▶ [WHAT TO WORK ON] The answer should be the records below, word for word, with every image left out.

[App and web page records]
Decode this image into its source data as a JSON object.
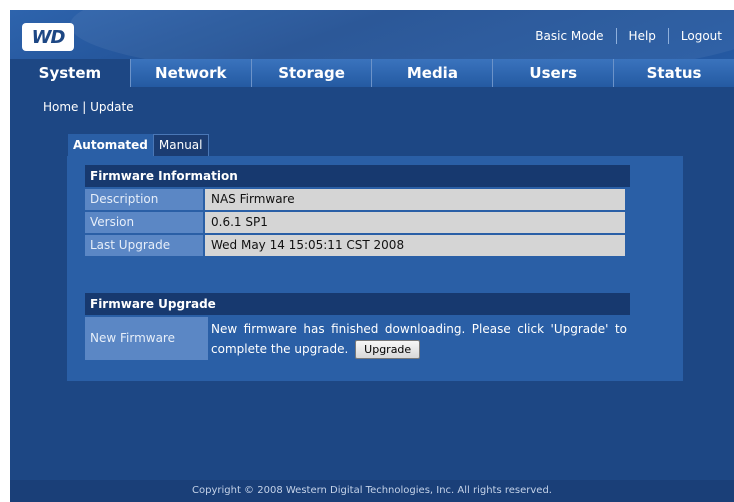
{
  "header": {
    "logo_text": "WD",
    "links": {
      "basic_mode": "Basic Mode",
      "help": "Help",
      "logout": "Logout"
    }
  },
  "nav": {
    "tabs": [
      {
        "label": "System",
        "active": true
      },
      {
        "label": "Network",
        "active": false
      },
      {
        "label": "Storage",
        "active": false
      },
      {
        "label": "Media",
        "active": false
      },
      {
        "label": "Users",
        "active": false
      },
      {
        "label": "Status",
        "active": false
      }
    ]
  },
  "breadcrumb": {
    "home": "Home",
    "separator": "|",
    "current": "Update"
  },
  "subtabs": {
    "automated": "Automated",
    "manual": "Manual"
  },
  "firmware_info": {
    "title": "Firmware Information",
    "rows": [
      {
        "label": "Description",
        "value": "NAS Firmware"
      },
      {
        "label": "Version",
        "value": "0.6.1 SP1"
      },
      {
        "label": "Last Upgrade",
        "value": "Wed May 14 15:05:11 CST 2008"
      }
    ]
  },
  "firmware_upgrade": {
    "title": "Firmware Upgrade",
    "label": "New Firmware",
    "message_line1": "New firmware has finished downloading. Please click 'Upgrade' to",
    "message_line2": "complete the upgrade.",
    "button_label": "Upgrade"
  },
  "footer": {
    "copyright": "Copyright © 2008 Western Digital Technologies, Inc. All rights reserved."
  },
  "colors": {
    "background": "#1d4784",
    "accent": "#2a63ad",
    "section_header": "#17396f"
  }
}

▶ [OUTPUT OF THE TASK]
Decode this image into its source data as a JSON object.
{
  "header": {
    "logo_text": "WD",
    "links": {
      "basic_mode": "Basic Mode",
      "help": "Help",
      "logout": "Logout"
    }
  },
  "nav": {
    "tabs": [
      {
        "label": "System",
        "active": true
      },
      {
        "label": "Network",
        "active": false
      },
      {
        "label": "Storage",
        "active": false
      },
      {
        "label": "Media",
        "active": false
      },
      {
        "label": "Users",
        "active": false
      },
      {
        "label": "Status",
        "active": false
      }
    ]
  },
  "breadcrumb": {
    "home": "Home",
    "separator": "|",
    "current": "Update"
  },
  "subtabs": {
    "automated": "Automated",
    "manual": "Manual"
  },
  "firmware_info": {
    "title": "Firmware Information",
    "rows": [
      {
        "label": "Description",
        "value": "NAS Firmware"
      },
      {
        "label": "Version",
        "value": "0.6.1 SP1"
      },
      {
        "label": "Last Upgrade",
        "value": "Wed May 14 15:05:11 CST 2008"
      }
    ]
  },
  "firmware_upgrade": {
    "title": "Firmware Upgrade",
    "label": "New Firmware",
    "message_line1": "New firmware has finished downloading. Please click 'Upgrade' to",
    "message_line2": "complete the upgrade.",
    "button_label": "Upgrade"
  },
  "footer": {
    "copyright": "Copyright © 2008 Western Digital Technologies, Inc. All rights reserved."
  },
  "colors": {
    "background": "#1d4784",
    "accent": "#2a63ad",
    "section_header": "#17396f"
  }
}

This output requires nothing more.